(Stored entries)

_ _ _ _ _ _ _

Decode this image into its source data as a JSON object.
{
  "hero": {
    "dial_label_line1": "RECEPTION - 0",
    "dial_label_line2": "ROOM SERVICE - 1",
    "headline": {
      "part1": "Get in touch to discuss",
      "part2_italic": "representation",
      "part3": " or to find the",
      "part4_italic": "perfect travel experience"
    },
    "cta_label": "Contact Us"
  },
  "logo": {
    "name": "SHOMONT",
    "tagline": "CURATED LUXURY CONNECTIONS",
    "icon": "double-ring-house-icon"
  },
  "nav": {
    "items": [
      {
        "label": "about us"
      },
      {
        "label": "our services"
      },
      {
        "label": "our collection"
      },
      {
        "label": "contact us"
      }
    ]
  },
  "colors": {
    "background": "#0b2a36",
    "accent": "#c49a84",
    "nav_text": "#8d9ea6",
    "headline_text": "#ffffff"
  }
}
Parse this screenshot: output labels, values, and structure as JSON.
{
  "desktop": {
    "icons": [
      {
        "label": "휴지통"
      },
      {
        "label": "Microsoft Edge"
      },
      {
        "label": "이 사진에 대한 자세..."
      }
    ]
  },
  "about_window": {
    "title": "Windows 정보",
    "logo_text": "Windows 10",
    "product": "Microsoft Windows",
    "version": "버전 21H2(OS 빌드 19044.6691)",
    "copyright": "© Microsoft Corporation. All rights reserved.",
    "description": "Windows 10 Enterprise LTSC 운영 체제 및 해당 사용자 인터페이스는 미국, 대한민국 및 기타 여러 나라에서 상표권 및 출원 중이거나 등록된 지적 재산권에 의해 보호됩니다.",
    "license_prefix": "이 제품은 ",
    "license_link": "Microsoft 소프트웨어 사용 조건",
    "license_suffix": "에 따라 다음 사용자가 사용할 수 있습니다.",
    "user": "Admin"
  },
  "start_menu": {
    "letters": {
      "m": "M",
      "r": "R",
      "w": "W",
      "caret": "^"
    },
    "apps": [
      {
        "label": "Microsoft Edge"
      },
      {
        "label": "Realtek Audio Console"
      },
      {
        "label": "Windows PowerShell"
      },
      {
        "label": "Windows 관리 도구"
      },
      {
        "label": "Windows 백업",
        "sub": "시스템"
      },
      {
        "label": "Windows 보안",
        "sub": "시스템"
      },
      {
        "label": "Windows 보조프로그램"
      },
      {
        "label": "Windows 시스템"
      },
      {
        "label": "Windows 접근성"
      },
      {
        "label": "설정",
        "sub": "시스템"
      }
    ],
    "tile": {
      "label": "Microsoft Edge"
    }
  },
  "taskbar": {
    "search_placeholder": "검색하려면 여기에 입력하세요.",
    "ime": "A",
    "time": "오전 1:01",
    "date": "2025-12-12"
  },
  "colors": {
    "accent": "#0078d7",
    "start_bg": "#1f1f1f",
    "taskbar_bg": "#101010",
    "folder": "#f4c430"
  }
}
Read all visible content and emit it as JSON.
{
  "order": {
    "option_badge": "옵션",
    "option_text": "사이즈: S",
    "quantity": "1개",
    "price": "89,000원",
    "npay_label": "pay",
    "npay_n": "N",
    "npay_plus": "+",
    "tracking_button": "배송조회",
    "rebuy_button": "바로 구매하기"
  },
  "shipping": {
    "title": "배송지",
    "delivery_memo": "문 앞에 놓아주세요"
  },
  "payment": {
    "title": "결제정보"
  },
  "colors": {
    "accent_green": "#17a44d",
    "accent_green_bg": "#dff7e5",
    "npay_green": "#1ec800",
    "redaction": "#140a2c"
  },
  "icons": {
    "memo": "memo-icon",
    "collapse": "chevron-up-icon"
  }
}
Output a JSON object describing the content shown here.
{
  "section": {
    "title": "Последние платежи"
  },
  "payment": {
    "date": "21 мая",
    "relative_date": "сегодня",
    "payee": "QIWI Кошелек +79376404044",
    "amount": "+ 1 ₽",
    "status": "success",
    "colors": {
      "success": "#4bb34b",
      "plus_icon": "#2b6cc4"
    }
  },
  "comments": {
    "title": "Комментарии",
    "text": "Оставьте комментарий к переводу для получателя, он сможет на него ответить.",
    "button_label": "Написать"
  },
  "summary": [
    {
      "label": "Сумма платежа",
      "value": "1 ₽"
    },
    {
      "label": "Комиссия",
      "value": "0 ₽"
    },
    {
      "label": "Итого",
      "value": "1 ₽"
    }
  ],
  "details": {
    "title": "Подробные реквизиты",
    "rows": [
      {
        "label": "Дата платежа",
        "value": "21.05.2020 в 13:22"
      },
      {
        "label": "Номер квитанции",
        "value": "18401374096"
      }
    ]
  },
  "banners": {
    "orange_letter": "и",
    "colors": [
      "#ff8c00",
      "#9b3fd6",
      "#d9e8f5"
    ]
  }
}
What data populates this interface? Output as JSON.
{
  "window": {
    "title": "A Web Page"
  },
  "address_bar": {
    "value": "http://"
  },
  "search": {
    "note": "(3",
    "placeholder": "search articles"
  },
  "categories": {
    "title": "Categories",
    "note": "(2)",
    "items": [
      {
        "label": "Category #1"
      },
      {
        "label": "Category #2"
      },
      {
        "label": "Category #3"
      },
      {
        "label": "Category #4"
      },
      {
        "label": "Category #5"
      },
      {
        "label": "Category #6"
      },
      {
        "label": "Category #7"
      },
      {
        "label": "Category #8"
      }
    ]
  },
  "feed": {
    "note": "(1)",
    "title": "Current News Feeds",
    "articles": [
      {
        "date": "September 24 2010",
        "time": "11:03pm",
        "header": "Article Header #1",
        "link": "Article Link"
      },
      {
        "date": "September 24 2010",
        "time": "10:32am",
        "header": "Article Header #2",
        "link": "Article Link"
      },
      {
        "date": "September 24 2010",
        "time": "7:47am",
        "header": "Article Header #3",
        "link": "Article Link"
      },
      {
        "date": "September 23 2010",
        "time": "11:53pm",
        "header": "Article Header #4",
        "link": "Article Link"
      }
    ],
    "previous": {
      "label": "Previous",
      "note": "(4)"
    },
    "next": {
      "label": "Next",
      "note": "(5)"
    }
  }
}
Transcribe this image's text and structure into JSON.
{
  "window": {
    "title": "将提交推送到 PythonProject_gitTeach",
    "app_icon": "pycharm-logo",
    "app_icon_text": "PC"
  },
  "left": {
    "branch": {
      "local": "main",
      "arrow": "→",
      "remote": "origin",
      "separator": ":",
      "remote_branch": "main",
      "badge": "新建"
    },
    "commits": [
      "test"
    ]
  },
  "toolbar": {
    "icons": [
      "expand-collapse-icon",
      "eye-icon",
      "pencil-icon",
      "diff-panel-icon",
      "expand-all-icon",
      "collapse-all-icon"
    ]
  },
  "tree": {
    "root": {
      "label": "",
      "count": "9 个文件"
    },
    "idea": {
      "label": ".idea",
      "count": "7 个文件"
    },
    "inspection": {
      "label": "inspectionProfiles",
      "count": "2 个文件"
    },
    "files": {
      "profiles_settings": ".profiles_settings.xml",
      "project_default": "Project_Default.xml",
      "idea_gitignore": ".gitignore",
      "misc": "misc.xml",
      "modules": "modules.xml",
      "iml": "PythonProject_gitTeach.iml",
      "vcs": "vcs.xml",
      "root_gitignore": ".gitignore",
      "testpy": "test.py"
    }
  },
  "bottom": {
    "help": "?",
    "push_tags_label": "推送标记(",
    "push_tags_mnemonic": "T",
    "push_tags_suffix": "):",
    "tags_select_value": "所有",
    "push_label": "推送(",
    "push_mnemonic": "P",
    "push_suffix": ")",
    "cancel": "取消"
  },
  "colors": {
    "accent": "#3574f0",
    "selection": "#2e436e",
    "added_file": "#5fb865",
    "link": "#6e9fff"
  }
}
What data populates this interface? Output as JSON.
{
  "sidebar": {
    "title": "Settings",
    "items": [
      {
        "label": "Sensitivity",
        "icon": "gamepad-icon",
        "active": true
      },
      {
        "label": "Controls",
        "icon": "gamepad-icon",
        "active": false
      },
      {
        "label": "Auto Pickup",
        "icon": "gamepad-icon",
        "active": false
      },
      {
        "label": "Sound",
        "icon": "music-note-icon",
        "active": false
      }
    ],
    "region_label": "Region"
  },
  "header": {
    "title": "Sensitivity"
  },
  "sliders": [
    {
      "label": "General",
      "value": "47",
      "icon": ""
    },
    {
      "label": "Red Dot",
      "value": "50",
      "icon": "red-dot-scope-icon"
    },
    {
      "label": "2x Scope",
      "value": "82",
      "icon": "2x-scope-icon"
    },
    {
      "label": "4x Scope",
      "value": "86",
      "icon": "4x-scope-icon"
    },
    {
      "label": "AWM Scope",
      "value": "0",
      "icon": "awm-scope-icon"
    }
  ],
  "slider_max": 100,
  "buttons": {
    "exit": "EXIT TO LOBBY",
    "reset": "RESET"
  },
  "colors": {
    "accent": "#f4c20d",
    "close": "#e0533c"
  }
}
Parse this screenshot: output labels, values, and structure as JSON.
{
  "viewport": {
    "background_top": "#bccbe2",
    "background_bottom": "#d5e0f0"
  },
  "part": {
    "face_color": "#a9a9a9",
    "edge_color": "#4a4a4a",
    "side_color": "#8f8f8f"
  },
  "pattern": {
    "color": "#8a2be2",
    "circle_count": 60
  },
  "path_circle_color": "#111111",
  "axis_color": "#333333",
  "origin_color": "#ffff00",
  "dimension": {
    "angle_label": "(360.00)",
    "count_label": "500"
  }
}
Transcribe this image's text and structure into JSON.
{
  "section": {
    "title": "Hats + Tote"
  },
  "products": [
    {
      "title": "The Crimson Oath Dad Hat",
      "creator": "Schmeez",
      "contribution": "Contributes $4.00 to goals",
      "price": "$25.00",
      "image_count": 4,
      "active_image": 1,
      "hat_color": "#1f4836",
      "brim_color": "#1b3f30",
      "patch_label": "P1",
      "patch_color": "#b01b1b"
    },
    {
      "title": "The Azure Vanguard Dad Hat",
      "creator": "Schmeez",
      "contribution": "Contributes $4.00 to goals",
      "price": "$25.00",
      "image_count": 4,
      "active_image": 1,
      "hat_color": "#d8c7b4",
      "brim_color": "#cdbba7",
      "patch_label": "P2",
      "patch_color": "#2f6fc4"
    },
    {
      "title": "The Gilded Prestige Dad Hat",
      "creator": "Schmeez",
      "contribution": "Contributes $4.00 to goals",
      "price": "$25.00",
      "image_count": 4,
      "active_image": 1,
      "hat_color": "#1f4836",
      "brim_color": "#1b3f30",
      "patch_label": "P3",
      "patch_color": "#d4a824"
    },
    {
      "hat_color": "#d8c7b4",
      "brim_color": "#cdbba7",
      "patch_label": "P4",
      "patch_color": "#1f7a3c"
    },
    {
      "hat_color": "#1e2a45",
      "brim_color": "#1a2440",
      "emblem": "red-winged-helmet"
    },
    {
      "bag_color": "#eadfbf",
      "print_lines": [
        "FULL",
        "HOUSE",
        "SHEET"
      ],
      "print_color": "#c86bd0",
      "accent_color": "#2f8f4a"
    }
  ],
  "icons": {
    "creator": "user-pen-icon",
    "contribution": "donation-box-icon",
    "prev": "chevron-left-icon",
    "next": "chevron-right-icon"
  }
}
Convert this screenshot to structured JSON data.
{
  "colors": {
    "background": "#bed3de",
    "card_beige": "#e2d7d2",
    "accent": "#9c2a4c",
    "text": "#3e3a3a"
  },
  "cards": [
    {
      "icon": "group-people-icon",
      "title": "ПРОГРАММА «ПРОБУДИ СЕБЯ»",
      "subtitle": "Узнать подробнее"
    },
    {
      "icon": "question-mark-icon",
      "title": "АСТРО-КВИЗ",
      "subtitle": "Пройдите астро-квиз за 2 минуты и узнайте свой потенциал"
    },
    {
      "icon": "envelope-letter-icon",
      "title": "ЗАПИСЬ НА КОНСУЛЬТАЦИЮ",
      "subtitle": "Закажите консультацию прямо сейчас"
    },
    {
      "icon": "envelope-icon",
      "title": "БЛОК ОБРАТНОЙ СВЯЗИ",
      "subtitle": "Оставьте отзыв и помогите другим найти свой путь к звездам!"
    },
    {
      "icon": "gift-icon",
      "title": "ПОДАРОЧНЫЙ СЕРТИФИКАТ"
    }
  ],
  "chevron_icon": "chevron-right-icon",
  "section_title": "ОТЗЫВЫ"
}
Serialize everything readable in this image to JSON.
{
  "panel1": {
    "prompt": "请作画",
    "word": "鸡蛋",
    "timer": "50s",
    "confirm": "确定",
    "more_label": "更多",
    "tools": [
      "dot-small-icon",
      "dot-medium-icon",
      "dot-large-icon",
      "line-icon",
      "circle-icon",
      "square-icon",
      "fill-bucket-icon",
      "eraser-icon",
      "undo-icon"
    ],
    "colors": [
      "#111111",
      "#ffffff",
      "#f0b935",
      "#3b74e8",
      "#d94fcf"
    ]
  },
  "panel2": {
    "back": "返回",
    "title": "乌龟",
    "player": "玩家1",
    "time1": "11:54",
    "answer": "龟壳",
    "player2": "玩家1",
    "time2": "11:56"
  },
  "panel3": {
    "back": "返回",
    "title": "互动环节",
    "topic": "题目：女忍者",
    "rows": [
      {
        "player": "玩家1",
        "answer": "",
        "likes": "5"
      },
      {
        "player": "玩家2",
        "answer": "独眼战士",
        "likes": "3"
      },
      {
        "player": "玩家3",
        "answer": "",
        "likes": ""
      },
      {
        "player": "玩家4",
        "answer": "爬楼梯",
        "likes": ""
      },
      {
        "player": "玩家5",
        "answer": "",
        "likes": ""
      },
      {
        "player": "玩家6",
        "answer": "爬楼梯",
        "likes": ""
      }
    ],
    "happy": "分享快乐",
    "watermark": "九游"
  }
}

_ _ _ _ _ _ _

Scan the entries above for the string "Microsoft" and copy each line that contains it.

        "label": "Microsoft Edge"
    "product": "Microsoft Windows",
    "copyright": "© Microsoft Corporation. All rights reserved.",
    "license_link": "Microsoft 소프트웨어 사용 조건",
        "label": "Microsoft Edge"
      "label": "Microsoft Edge"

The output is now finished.